Wilco delivers major league performance

A review of Wilco, Conor Oberst and the Mystic Valley Band at Lelacheur Park on July 11, 2009

, Managing Editor

Riding high on the success of their latest album, Wilco (The Album), the band’s highest charting album yet, Wilco stopped in Lowell on Saturday for their tour of minor league ballparks but put on a major league performance, a performance that was unfortunately cut short due to yet another rainstorm.

Playing an outdoor show at Lelacheur Park, home of the Red Sox minor league affiliate Lowell Spinners, the show had an unexpectedly relaxed atmosphere. Some more lively fans packed into the outfield for a closer view of the band but the rest of the crowd remained in their seats throughout the night. Perhaps the fact that the entire show was general admission drew fans in early from the parking lots and local watering holes to stake out a position hindering the fans from getting loose with some liquid encouragement. Nevertheless, the anticipation was surely felt as Wilco finally took the stage after what felt like an eternity of a stage changeover.

After anxiously waiting, spirits were immediately lifted as the lights went out and the theme to “The Price Is Right” blasted from the speakers as the band took the stage. The Chicago rockers started things off with “Wilco (The Song)” from their latest effort and would provide a good mix of new tracks with songs off several of their past albums.

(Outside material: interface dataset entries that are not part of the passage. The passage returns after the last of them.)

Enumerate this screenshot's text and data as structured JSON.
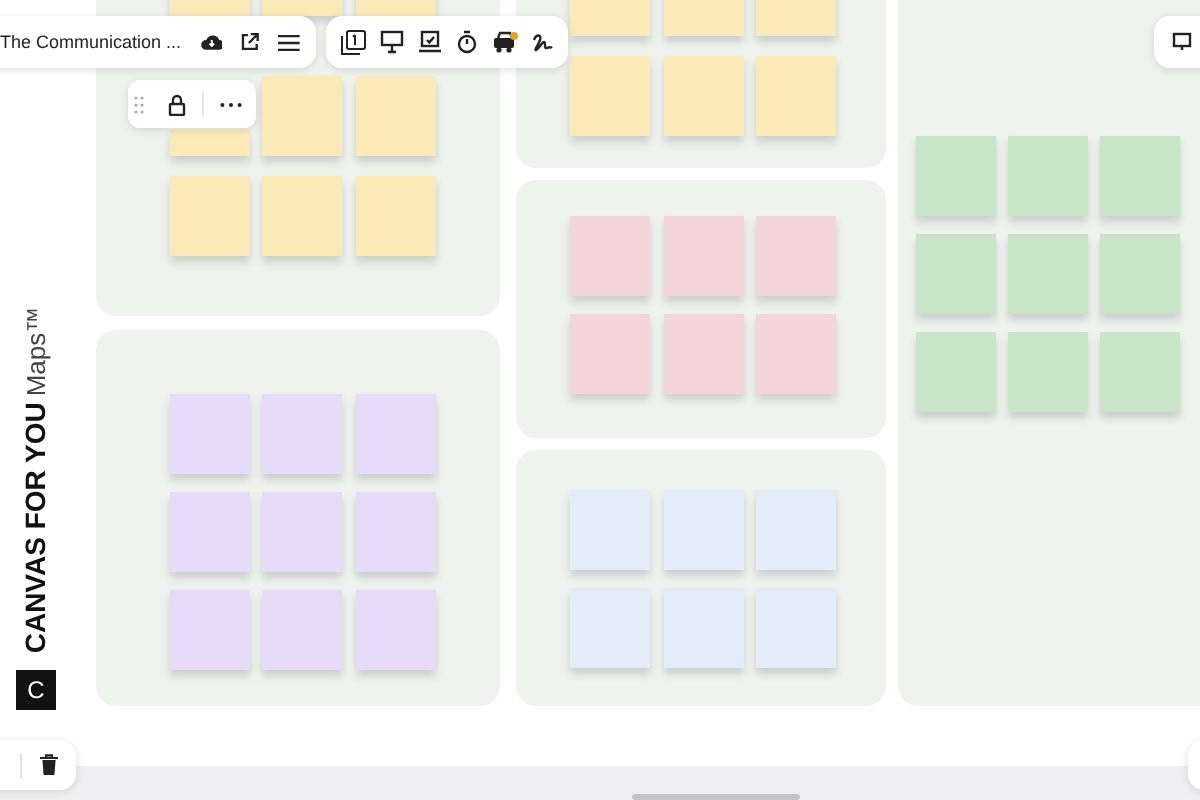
{
  "board_toolbar": {
    "title": "The Communication ..."
  },
  "brand": {
    "name": "CANVAS FOR YOU",
    "suffix": "Maps™",
    "logo": "C"
  },
  "frames": [
    {
      "color": "#fbeab8"
    },
    {
      "color": "#fbeab8"
    },
    {
      "color": "#f4d6da"
    },
    {
      "color": "#e6dcfa"
    },
    {
      "color": "#e4ecfb"
    },
    {
      "color": "#c8e5c8"
    }
  ]
}
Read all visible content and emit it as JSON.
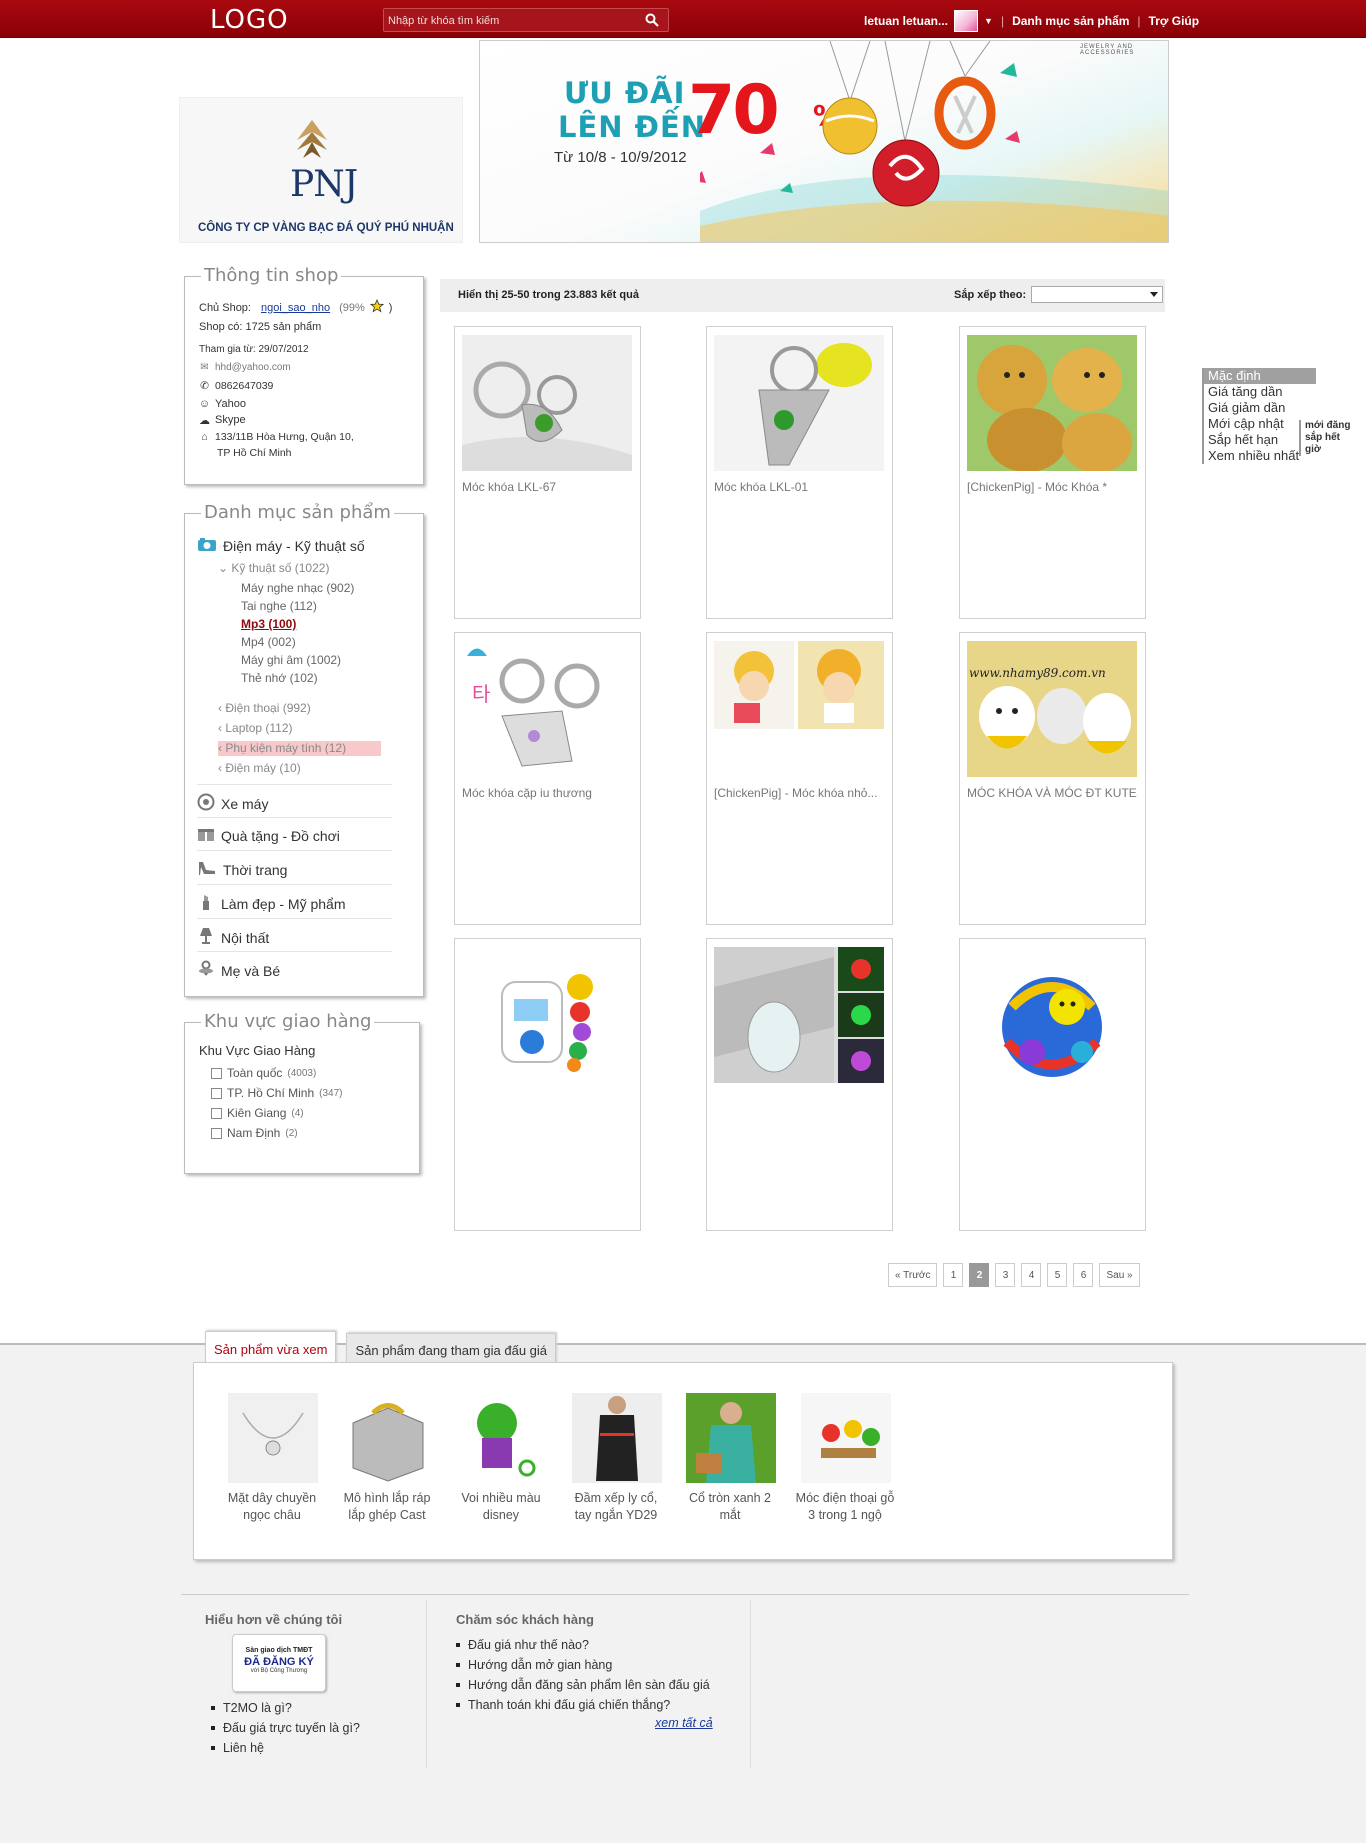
{
  "header": {
    "logo": "LOGO",
    "search_placeholder": "Nhập từ khóa tìm kiếm",
    "user": "letuan letuan...",
    "nav_categories": "Danh mục sản phẩm",
    "nav_help": "Trợ Giúp"
  },
  "shop_banner": {
    "brand": "PNJ",
    "company": "CÔNG TY CP VÀNG BẠC ĐÁ QUÝ PHÚ NHUẬN",
    "promo_line1": "ƯU ĐÃI",
    "promo_line2": "LÊN ĐẾN",
    "promo_value": "70",
    "promo_unit": "%",
    "promo_dates": "Từ 10/8 - 10/9/2012",
    "promo_tag": "JEWELRY AND ACCESSORIES"
  },
  "shop_info": {
    "title": "Thông tin shop",
    "owner_label": "Chủ Shop:",
    "owner_name": "ngoi_sao_nho",
    "rating": "(99%",
    "rating_close": ")",
    "product_count": "Shop có: 1725 sản phẩm",
    "joined": "Tham gia từ: 29/07/2012",
    "email": "hhd@yahoo.com",
    "phone": "0862647039",
    "yahoo": "Yahoo",
    "skype": "Skype",
    "address_line1": "133/11B Hòa Hưng, Quận 10,",
    "address_line2": "TP Hồ Chí Minh"
  },
  "categories": {
    "title": "Danh mục sản phẩm",
    "main": [
      {
        "label": "Điện máy - Kỹ thuật số",
        "icon": "camera-icon"
      },
      {
        "label": "Xe máy",
        "icon": "wheel-icon"
      },
      {
        "label": "Quà tặng - Đồ chơi",
        "icon": "gift-icon"
      },
      {
        "label": "Thời trang",
        "icon": "heel-icon"
      },
      {
        "label": "Làm đẹp - Mỹ phẩm",
        "icon": "lipstick-icon"
      },
      {
        "label": "Nội thất",
        "icon": "lamp-icon"
      },
      {
        "label": "Mẹ và Bé",
        "icon": "pacifier-icon"
      }
    ],
    "sub_group": "Kỹ thuật số (1022)",
    "sub_items": [
      "Máy nghe nhạc (902)",
      "Tai nghe (112)",
      "Mp3 (100)",
      "Mp4 (002)",
      "Máy ghi âm (1002)",
      "Thẻ nhớ (102)"
    ],
    "siblings": [
      "Điện thoại (992)",
      "Laptop (112)",
      "Phụ kiện máy tính (12)",
      "Điện máy (10)"
    ]
  },
  "delivery": {
    "title": "Khu vực giao hàng",
    "heading": "Khu Vực Giao Hàng",
    "areas": [
      {
        "name": "Toàn quốc",
        "count": "(4003)"
      },
      {
        "name": "TP. Hồ Chí Minh",
        "count": "(347)"
      },
      {
        "name": "Kiên Giang",
        "count": "(4)"
      },
      {
        "name": "Nam Định",
        "count": "(2)"
      }
    ]
  },
  "results": {
    "summary": "Hiển thị 25-50 trong 23.883 kết quả",
    "sort_label": "Sắp xếp theo:",
    "sort_options": [
      "Mặc định",
      "Giá tăng dần",
      "Giá giảm dần",
      "Mới cập nhật",
      "Sắp hết hạn",
      "Xem nhiều nhất"
    ],
    "sort_extra": [
      "mới đăng",
      "sắp hết giờ"
    ]
  },
  "products": [
    {
      "name": "Móc khóa LKL-67"
    },
    {
      "name": "Móc khóa LKL-01"
    },
    {
      "name": "[ChickenPig] - Móc Khóa *"
    },
    {
      "name": "Móc khóa cặp iu thương"
    },
    {
      "name": "[ChickenPig] - Móc khóa nhỏ..."
    },
    {
      "name": "MÓC KHÓA VÀ MÓC ĐT KUTE"
    },
    {
      "name": ""
    },
    {
      "name": ""
    },
    {
      "name": ""
    }
  ],
  "watermark": "www.nhamy89.com.vn",
  "pager": {
    "prev": "« Trước",
    "pages": [
      "1",
      "2",
      "3",
      "4",
      "5",
      "6"
    ],
    "current": "2",
    "next": "Sau »"
  },
  "tabs": {
    "recent": "Sản phẩm vừa xem",
    "bidding": "Sản phẩm đang tham gia đấu giá"
  },
  "recent": [
    {
      "line1": "Mặt dây chuyền",
      "line2": "ngọc châu"
    },
    {
      "line1": "Mô hình lắp ráp",
      "line2": "lắp ghép Cast"
    },
    {
      "line1": "Voi nhiều màu",
      "line2": "disney"
    },
    {
      "line1": "Đầm xếp ly cổ,",
      "line2": "tay ngắn YD29"
    },
    {
      "line1": "Cổ tròn xanh 2",
      "line2": "mắt"
    },
    {
      "line1": "Móc điện thoại gỗ",
      "line2": "3 trong 1 ngộ"
    }
  ],
  "footer": {
    "about_title": "Hiểu hơn về chúng tôi",
    "badge_l1": "Sàn giao dịch TMĐT",
    "badge_l2": "ĐÃ ĐĂNG KÝ",
    "badge_l3": "với Bộ Công Thương",
    "about_links": [
      "T2MO là gì?",
      "Đấu giá trực tuyến là gì?",
      "Liên hệ"
    ],
    "care_title": "Chăm sóc khách hàng",
    "care_links": [
      "Đấu giá như thế nào?",
      "Hướng dẫn mở gian hàng",
      "Hướng dẫn đăng sản phẩm lên sàn đấu giá",
      "Thanh toán khi đấu giá chiến thắng?"
    ],
    "see_all": "xem tất cả"
  },
  "colors": {
    "brand": "#a00a0f",
    "highlight": "#f7c9cb",
    "link": "#1a3a9a"
  }
}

After guitarist Nels Cline ripped a squealy solo during “At Least That’s What You Said” he displayed some fancy fretwork again, proving he knows his scales as his fingers ran up and down his frets on new track “Bull Black Nova”. Before “Handshake Drugs” frontman Jeff Tweedy tried to get the people way back in the stands into it by acknowledging them, which they responded by pounding on the bleachers making a loud rumbling sound which humorously confused Tweedy who wondered what the sound was. Tweedy got a few laughs himself before playing “Jesus, Etc.” when he took advantage of the setting and the echo to imitate Lou Gehrig’s “luckiest man on the face of the earth” farewell speech which was both funny yet uncomfortably inappropriate.

The catchy new “Sonny Feeling” preceded the older track “Nothing’severgonnastandinmyway(again)” which Tweedy introduced by saying “We’re gonna play an older song… at least twelve to fifteen of you will be excited”. His comment was of course sarcastic as the crowd was delighted to be treated to the old tune. “Impossible Germany” was the high point of the night even though it was played right around the time it started to rain. The light show was finally put to good use on the track as several sets of lights strobe at different tempos to create a fun effect while the band rocked out an extended version of the song that had the fans clapping along.

It looked as if the rain would hold off as only a few drops here and there were falling but a huge downpour accompanied by a flash of lightning during “Hummingbird” had most fans headed for the exits. Yet, Wilco still managed to come out for an encore as they made a valiant effort with “I’m the Man Who Loves You” before calling the show early. Although the night ended prematurely and the fans got soaked things could have been worse. On the plus side it didn’t rain until an hour and a half of great music was already enjoyed.

Conor Oberst and the Mystic Valley Band opened the show with a solid set of their own. However it was clear that the crowd wasn’t there to see them as the stands were mostly empty and the beer lines were long. Oberst’s music is rich with stories but unfortunately those in attendance weren’t all that interested in his musical tales.

Oberst’s new stuff is much catchier than his work with Bright Eyes, which he neglected to play, instead picking songs off his last couple of albums including his newest work, Outer South. The set featured a steady balance of slow and up-tempo songs. He was at his most rocking during “I Don’t Want To Die (In The Hospital)” just before he was most gentle during “Lenders in the Temple”. Always a quirky fellow, after “Lenders” Oberst quietly departed with a little wave and a “thank you”.

Leave a Reply